Disclosure: This post contains links to an affiliate program, for which we receive a few cents if you make purchases using those links. KRL also receives free copies of most of the books that it reviews, that are provided in exchange for an honest review of the book.


  1. Thanks for the interview another chance to win!
    Book looks good!

    faithdcreech at gmail dot com

  2. Sounds interesting.

  3. I just finished reading the first book of the series. Now I want to live on a Christmas tree farm! I am so glad this new book is out! Thank you for giving it away!

  4. This sounds like a great holiday read.
    Donah42 at aol dot com

  5. Here’s another new series for me, thanks! I’d love to win a copy!

  6. This sounds like a terrific read for December! Thanks for the chance!


  7. sounds like a great series – looking forward to reading it – thanks for the contest – trwilliams 69 at msn dot com

  8. So many new books, so little money in the budget but hopefully Santa will be generous this year. Jacqueline Frost is new to me so it is great to be able to learn more about her and her book on your blog. robeader53(at)yahoo(dot)com

  9. A Christmas Tree Farm is the perfect background. My Sister and I would love it and then she has the added bonus of being born on Christmas Day. Thanks for the chance.

  10. New author and series to me. Looking forward to reading.

  11. Christmas and a mystery – what more
    could you want. Thanks.

  12. Opening the link for this book introduced me to a new name for an author I’ve already met. I went on line to my local library and put in a hold for the first book in this series. I’d love to win this book to read and then donate it to that library so others can share it. (the library buyers don’t always buy the next book in a series)

  13. I love the idea of a mystery set at a Christmas tree farm and nice that it’s set in Maine. Love New England settings for mysteries.

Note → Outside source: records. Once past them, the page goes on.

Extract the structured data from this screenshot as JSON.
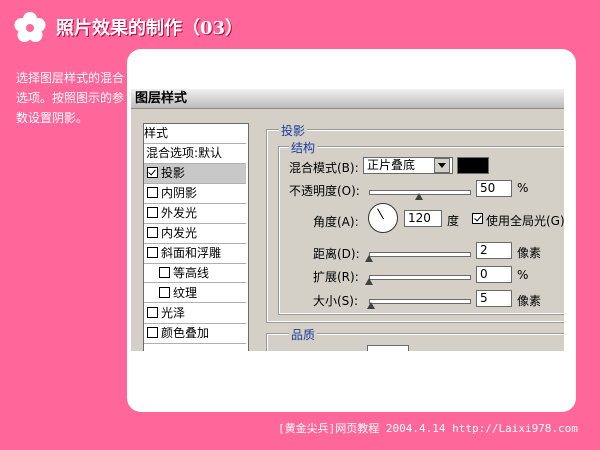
{
  "slide": {
    "title": "照片效果的制作（03）",
    "instruction": "选择图层样式的混合选项。按照图示的参数设置阴影。",
    "footer": "[黄金尖兵]网页教程 2004.4.14 http://Laixi978.com"
  },
  "dialog": {
    "title": "图层样式",
    "style_list": {
      "header": "样式",
      "items": [
        {
          "label": "混合选项:默认",
          "checkbox": false,
          "checked": false,
          "selected": false,
          "indent": false
        },
        {
          "label": "投影",
          "checkbox": true,
          "checked": true,
          "selected": true,
          "indent": false
        },
        {
          "label": "内阴影",
          "checkbox": true,
          "checked": false,
          "selected": false,
          "indent": false
        },
        {
          "label": "外发光",
          "checkbox": true,
          "checked": false,
          "selected": false,
          "indent": false
        },
        {
          "label": "内发光",
          "checkbox": true,
          "checked": false,
          "selected": false,
          "indent": false
        },
        {
          "label": "斜面和浮雕",
          "checkbox": true,
          "checked": false,
          "selected": false,
          "indent": false
        },
        {
          "label": "等高线",
          "checkbox": true,
          "checked": false,
          "selected": false,
          "indent": true
        },
        {
          "label": "纹理",
          "checkbox": true,
          "checked": false,
          "selected": false,
          "indent": true
        },
        {
          "label": "光泽",
          "checkbox": true,
          "checked": false,
          "selected": false,
          "indent": false
        },
        {
          "label": "颜色叠加",
          "checkbox": true,
          "checked": false,
          "selected": false,
          "indent": false
        }
      ]
    },
    "drop_shadow": {
      "section_title": "投影",
      "structure_title": "结构",
      "blend_mode_label": "混合模式(B):",
      "blend_mode_value": "正片叠底",
      "shadow_color": "#000000",
      "opacity_label": "不透明度(O):",
      "opacity_value": "50",
      "opacity_unit": "%",
      "opacity_level": 0.5,
      "angle_label": "角度(A):",
      "angle_value": "120",
      "angle_unit": "度",
      "global_light_label": "使用全局光(G)",
      "global_light_checked": true,
      "distance_label": "距离(D):",
      "distance_value": "2",
      "distance_unit": "像素",
      "distance_level": 0.0,
      "spread_label": "扩展(R):",
      "spread_value": "0",
      "spread_unit": "%",
      "spread_level": 0.0,
      "size_label": "大小(S):",
      "size_value": "5",
      "size_unit": "像素",
      "size_level": 0.02,
      "quality_title": "品质"
    }
  }
}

  14. We have a winner!


Leave a Reply

This site uses Akismet to reduce spam. Learn how your comment data is processed.